Impossible Records Melt Under a Scorching Siberian Sun
In the far north Siberian city of Yakutsk, reputed to be the coldest city on the planet, temperatures in the -40s Celsius are “cold but not very cold.” If you were to travel hundreds of kilometers even further north, well into the Arctic Circle, you might find the tiny mining town of Verkhoyansk, population 1300, home of one of the coldest temperatures ever recorded outside of Antarctica (-67.6C). But if you were to go there this month, you might find something far more grave: a summery weather so intense that temperatures higher than 100F (37.7C) were recorded there this June 20—breaking a record set last summer for highest temperature ever north of the Arctic Circle.
The problem is that Verkhoyansk—and the entire Arctic region—are supposed to be keeping us cool. Arctic land and sea ice have been playing this role for millions of years, reflecting the sun’s heat back out into space through the summer, then rebuilding through the sunless winter. Humanity has never known life without this protection. Now, that is changing—at a speed of 14,000 tons a second, according to a 2018 study on melting Arctic ice. Sweltering Siberian heat is not just a surreal experience. Nor is it just a threat to those who have historically had to develop far more cold tolerance than heat tolerance. It is an urgent alarm for us all.
It might be tempting to say that Verkhoyansk is a canary in the coalmine for our rapidly changing world. But there have already been uncountable canaries- from the collapsing Arctic permafrost with its deadly reserves of long-buried germs and methane, to the far southern island nations whose shorelines are being swallowed by rising sea levels. At this point, our collective inaction to address the problem is as though we are a deranged coal miner plunging into a mine where every canary he has taken so far has died.
The situation is grave. It is rooted in our collective disease of disconnect—from ourselves, from each other, from Nature, and from the consequences of our actions. When we understand our inherent interconnection, we immediately recognize that global dependency on fossil fuels, and exploitation of the already-struggling Arctic Ocean, are incompatible with life on Earth. We are the canaries, and we are collectively losing our song in every second that goes by without a recommitment to interconnection.

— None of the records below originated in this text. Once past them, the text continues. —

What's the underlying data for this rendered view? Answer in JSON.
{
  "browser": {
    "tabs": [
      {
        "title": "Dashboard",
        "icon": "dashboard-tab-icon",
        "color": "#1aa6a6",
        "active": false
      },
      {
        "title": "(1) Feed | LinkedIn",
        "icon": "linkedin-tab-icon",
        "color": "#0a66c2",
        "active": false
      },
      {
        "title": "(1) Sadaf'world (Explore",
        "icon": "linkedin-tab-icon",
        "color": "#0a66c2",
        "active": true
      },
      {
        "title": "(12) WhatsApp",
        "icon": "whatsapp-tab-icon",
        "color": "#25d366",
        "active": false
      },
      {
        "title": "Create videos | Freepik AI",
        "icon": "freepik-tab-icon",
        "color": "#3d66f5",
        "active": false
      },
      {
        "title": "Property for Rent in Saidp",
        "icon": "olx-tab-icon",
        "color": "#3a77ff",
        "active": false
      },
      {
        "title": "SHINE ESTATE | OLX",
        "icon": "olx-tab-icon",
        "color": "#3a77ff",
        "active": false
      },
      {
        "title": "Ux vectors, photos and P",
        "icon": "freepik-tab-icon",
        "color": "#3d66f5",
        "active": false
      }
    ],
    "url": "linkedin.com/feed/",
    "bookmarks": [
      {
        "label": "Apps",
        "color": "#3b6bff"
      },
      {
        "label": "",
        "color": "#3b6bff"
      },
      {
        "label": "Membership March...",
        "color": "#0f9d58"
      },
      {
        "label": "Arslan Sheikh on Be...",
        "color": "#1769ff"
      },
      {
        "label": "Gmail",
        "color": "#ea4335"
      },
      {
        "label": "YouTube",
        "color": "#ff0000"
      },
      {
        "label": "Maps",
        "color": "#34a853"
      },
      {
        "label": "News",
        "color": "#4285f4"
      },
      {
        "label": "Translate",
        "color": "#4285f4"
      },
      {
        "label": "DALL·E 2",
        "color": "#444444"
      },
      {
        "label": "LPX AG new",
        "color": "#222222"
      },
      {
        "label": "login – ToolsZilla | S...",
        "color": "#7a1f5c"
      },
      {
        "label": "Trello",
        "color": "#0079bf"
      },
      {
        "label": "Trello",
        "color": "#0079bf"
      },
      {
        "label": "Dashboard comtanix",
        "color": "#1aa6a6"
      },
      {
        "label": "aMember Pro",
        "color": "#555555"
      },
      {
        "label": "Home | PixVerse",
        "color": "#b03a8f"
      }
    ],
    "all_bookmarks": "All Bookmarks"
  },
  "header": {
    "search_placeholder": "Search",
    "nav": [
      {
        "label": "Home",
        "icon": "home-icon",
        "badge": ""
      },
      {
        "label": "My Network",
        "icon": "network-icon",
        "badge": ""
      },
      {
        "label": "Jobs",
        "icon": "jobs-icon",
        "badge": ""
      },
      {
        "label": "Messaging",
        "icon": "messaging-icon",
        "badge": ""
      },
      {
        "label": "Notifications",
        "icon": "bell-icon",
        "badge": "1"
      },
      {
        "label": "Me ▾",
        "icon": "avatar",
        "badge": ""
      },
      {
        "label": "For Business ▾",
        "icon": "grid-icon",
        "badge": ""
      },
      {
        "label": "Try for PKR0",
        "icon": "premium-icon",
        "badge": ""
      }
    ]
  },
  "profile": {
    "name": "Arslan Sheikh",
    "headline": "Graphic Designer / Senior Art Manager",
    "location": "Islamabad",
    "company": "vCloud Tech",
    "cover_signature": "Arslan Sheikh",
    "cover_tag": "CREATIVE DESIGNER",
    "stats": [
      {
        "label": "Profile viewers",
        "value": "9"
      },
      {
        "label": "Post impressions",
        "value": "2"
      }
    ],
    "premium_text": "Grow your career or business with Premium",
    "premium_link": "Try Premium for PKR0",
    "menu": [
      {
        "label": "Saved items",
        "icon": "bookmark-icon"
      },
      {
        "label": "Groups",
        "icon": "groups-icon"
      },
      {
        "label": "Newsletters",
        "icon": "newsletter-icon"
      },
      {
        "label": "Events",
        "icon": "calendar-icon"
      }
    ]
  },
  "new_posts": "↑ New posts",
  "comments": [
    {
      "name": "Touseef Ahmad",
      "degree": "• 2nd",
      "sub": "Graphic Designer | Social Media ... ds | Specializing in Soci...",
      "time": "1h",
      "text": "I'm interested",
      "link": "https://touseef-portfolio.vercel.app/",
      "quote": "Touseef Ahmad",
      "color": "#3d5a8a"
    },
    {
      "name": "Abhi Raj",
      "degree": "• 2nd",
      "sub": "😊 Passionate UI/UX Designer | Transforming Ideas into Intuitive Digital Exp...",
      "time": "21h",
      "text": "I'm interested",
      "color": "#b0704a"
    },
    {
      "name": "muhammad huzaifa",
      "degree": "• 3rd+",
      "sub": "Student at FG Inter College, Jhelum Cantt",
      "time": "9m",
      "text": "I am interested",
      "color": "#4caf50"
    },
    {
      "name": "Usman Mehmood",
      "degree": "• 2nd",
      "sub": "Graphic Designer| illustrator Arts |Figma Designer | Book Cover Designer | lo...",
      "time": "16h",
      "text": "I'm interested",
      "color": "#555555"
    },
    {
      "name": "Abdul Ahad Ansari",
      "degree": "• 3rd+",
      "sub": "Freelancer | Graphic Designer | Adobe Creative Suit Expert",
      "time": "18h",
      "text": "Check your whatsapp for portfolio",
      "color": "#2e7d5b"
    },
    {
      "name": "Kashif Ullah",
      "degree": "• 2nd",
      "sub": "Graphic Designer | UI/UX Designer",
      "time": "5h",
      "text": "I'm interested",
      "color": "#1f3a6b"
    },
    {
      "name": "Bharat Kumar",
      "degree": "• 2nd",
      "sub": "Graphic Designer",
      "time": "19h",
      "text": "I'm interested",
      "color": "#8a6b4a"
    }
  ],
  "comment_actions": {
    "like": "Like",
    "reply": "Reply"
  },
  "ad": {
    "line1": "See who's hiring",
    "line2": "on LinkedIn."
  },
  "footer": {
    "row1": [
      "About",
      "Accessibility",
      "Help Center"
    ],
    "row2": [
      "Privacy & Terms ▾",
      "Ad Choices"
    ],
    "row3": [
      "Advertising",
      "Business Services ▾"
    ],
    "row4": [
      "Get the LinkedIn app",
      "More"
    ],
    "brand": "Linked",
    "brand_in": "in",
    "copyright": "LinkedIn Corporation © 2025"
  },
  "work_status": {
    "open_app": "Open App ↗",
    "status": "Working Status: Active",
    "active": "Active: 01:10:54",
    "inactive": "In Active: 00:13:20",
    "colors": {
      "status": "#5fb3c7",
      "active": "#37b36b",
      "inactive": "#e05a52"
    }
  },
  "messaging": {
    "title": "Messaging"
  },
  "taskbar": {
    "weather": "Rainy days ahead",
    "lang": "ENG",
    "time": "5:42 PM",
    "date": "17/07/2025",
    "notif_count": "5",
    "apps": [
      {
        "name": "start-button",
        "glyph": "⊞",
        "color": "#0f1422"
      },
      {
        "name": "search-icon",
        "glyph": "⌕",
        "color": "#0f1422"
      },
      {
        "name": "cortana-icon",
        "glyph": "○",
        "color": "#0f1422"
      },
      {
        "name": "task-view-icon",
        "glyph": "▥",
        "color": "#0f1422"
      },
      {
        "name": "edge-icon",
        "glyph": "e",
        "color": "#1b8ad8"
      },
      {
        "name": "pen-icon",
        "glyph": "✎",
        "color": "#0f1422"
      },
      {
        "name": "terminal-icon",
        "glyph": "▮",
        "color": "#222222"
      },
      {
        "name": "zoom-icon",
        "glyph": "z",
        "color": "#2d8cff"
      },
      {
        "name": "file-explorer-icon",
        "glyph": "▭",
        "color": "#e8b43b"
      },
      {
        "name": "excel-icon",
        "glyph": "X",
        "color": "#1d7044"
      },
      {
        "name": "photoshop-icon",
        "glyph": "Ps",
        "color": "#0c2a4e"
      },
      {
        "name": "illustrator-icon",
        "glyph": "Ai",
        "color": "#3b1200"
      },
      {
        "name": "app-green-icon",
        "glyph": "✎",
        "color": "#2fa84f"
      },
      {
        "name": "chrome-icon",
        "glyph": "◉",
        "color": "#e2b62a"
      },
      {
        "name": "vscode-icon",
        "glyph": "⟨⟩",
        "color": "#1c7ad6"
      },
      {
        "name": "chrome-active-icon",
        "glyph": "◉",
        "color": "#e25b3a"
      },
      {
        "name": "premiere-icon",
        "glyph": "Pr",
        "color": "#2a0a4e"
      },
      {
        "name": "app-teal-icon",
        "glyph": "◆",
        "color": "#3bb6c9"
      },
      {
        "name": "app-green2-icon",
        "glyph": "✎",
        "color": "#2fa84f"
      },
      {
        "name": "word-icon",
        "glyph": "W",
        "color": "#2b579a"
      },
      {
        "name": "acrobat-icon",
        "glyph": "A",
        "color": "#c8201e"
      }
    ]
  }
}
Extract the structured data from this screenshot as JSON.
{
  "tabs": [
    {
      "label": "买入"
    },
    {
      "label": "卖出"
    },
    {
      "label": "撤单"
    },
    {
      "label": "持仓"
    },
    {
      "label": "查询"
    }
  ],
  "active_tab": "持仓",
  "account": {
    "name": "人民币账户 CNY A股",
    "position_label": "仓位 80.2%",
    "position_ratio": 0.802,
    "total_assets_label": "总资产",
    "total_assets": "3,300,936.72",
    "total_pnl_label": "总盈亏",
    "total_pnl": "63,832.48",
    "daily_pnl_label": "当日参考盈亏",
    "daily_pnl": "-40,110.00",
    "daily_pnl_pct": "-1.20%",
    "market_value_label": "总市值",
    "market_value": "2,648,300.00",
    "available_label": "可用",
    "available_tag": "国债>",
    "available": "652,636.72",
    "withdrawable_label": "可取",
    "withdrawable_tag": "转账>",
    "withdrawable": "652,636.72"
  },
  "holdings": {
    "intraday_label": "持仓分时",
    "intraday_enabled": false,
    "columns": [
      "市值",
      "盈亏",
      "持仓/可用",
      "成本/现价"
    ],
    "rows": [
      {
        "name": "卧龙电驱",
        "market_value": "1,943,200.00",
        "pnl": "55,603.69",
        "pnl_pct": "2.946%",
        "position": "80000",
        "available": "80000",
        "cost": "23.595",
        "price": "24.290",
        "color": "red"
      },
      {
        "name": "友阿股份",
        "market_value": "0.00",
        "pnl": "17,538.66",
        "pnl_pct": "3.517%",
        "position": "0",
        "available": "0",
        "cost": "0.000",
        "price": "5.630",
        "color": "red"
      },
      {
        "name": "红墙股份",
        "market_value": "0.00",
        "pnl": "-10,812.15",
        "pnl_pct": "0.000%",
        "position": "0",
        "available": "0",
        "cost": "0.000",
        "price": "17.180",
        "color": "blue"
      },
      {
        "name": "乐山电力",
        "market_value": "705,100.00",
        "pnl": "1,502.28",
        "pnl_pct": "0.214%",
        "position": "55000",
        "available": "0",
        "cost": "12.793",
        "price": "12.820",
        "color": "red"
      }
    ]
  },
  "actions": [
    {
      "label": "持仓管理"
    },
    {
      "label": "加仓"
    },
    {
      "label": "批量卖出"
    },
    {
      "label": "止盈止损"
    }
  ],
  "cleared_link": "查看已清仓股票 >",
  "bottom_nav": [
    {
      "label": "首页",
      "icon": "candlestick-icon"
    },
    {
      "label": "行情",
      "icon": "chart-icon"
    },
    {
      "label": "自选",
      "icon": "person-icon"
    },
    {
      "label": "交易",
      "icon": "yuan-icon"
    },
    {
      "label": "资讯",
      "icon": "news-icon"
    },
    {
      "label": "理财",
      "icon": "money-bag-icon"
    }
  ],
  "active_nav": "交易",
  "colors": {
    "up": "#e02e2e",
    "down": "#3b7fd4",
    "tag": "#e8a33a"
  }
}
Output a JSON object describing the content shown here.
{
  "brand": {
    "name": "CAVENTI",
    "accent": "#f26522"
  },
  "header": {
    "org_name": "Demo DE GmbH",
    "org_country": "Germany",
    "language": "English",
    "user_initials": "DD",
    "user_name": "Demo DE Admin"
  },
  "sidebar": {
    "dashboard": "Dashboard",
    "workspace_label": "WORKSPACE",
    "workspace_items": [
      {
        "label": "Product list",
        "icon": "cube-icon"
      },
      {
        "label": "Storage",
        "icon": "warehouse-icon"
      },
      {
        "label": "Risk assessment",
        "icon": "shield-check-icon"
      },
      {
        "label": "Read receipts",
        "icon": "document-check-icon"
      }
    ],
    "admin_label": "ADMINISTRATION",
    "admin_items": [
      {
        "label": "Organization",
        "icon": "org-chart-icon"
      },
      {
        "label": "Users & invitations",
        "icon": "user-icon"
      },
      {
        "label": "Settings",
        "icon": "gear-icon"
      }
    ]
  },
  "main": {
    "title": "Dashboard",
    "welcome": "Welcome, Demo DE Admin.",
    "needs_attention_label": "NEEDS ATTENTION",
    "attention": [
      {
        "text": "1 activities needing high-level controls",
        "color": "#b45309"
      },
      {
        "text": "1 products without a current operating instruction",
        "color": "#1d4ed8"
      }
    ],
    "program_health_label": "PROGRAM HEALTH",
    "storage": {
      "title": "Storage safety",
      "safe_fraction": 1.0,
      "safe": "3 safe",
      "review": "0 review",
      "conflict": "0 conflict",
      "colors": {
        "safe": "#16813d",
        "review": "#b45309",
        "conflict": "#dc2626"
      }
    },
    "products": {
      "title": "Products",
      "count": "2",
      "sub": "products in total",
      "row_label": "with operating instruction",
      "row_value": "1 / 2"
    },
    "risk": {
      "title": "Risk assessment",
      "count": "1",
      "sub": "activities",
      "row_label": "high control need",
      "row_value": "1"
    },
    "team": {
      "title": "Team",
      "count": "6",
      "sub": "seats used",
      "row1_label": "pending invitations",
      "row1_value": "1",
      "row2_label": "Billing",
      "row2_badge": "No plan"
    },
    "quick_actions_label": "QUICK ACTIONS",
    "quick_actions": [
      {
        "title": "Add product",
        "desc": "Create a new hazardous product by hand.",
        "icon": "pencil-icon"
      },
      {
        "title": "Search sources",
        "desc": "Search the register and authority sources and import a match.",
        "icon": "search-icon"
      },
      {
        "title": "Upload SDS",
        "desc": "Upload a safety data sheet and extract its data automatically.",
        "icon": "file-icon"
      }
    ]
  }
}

For the sake of all life, let’s get out of the coal mine and stop trying to burn our future. Let’s affirm the singular importance of acting in keeping with our interconnection. By stopping all exploitation in the Arctic Ocean north of the Arctic Circle, the Marine Arctic Peace Sanctuary safeguards the remaining ice that protects us, and compels a global shift to sustainable energy use and the collective good. Instead of turning our air conditioner into a boiling kettle, let’s turn the world into our sanctuary with MAPS.